She was an adventurer. She lived in a time where it was not only just unacceptable to be part of the LGBTQ community, but she lived in times where you could be arrested and prosecuted for it. She was a woman who wore men’s clothing, carried a gun and knives in the tradition of the notorious female rebels “the Adelitas”, and was as strong and independent as they.   She was a standard bearer for anyone not born where or how they were told to be but embraced that though passion and a great soul you could be whomever and wherever you wanted to be.  To put it simply, she was a hero for today that Ada and I agreed needed to be shown to the world.

And so, the noble experiment began. I was to write a story where Chavela became an action hero which if she had the opportunity of living in today’s world, she would be just that. I can picture piloting her own plane or sailing her own boat all over the planet. She would be getting into one crazy adventure after another and then going on stage after all the dust and smoke settled to sing the ballad of it to standing room only audiences and inspiring those who feel that they don’t belong could not only achieve that but to carve out their own section of the universe to be and live within.

Chavela, Chocolate and Cthulhu takes place in the year 1940. That was a pivotal year for the world in general but especially for two good neighbors who needed one another as both were starving and coming out of deep financial depressions. The US and Mexico had common needs and threats at the time and so a meeting between the two nations was arranged and it became more than just a political occasion as events unfolded that involved espionage, occult mayhem, ghostly intervention, and a romance that bloomed between two women who found more than just passion, they found purpose and acceptance.  Forgotten were the cultural and language differences and instead was spirit of cooperation to save their peoples from being crushed under the hells of fascist authoritarian boots coming from Europe and the way to a bright and prosperous future for the countries they loved.
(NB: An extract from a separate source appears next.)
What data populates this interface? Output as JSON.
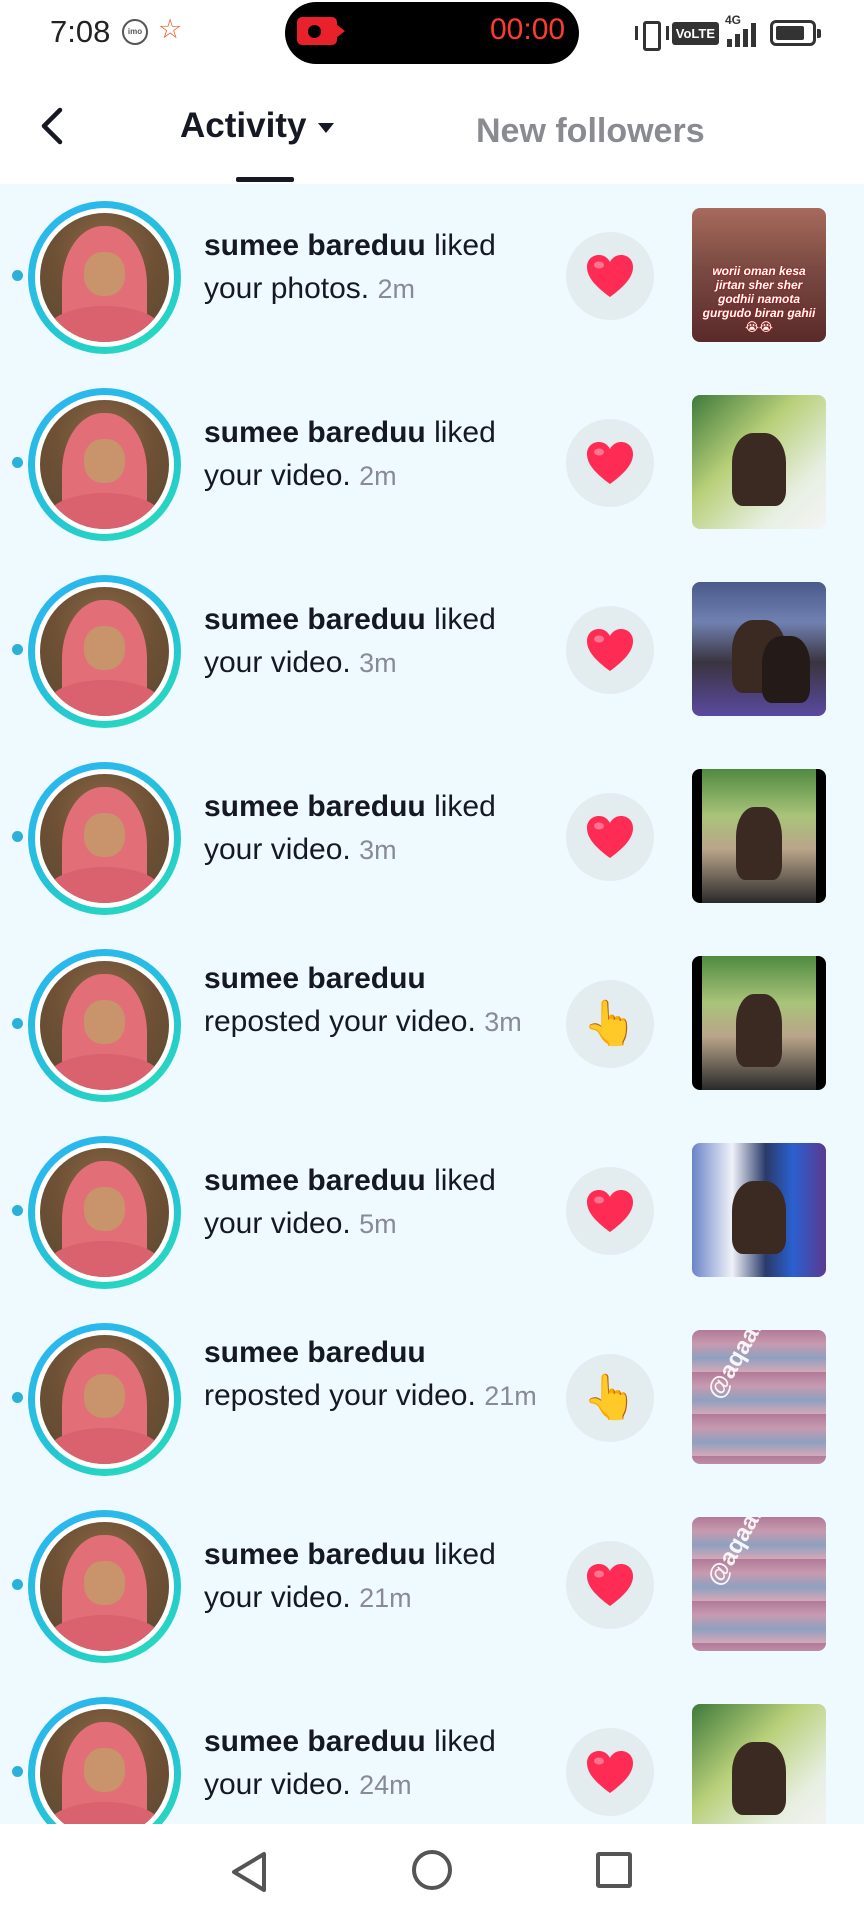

Sound familiar? Sound like today’s headlines and news? Well, sorry to say not far off and sad that we are almost in that situation again. But the good news is that if we can learn to understand the lessons from then and like that money lender in an English play form almost 500 years ago, we all have damn good chance of understanding and working together to get fully into the light of a bright future. Yeah, I sound idealistic, but I’m only   relating a true and proven history where we did do just that and damn it, we can again.

The book will first be published in Mexico and if our dozens of test readers are any indication, the rest of  the planet will be reading and taking a roller coaster of a journey filled with Nazis, frenetic car chases, ghosts, combative elder gods and a romance that is both bitter and sweet that runs it’s true course as the tale is told.

Salud and cheers to you all from Ada, Chavela and myself!

See a lot of you soon at San Diego Comic Con 2022 where we are doing special panel about how our cultures can combine to do mighty things.